» Exercise instructions: Copy out every line of the data exactly; do not include the images.

» Raw data:
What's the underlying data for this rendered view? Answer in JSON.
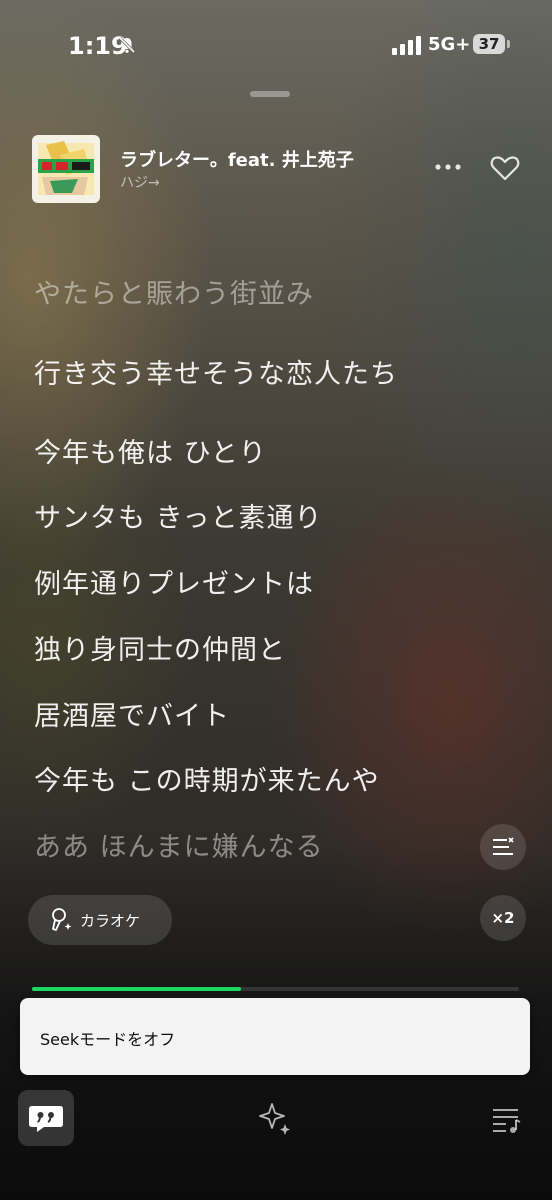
{
  "status_bar": {
    "time": "1:19",
    "network": "5G+",
    "battery": "37"
  },
  "now_playing": {
    "title": "ラブレター。feat. 井上苑子",
    "artist": "ハジ→"
  },
  "lyrics": [
    "やたらと賑わう街並み",
    "行き交う幸せそうな恋人たち",
    "今年も俺は ひとり",
    "サンタも きっと素通り",
    "例年通りプレゼントは",
    "独り身同士の仲間と",
    "居酒屋でバイト",
    "今年も この時期が来たんや",
    "ああ ほんまに嫌んなる"
  ],
  "controls": {
    "karaoke_label": "カラオケ",
    "speed_label": "×2"
  },
  "playback": {
    "progress": 0.43,
    "accent": "#1ed760"
  },
  "toast": {
    "text": "Seekモードをオフ"
  },
  "bottom_tabs": [
    "lyrics-quote-icon",
    "sparkle-icon",
    "queue-icon"
  ]
}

» Task answer:
What's the underlying data for this rendered view? Answer in JSON.
{
  "status_bar": {
    "time": "1:19",
    "network": "5G+",
    "battery": "37"
  },
  "now_playing": {
    "title": "ラブレター。feat. 井上苑子",
    "artist": "ハジ→"
  },
  "lyrics": [
    "やたらと賑わう街並み",
    "行き交う幸せそうな恋人たち",
    "今年も俺は ひとり",
    "サンタも きっと素通り",
    "例年通りプレゼントは",
    "独り身同士の仲間と",
    "居酒屋でバイト",
    "今年も この時期が来たんや",
    "ああ ほんまに嫌んなる"
  ],
  "controls": {
    "karaoke_label": "カラオケ",
    "speed_label": "×2"
  },
  "playback": {
    "progress": 0.43,
    "accent": "#1ed760"
  },
  "toast": {
    "text": "Seekモードをオフ"
  },
  "bottom_tabs": [
    "lyrics-quote-icon",
    "sparkle-icon",
    "queue-icon"
  ]
}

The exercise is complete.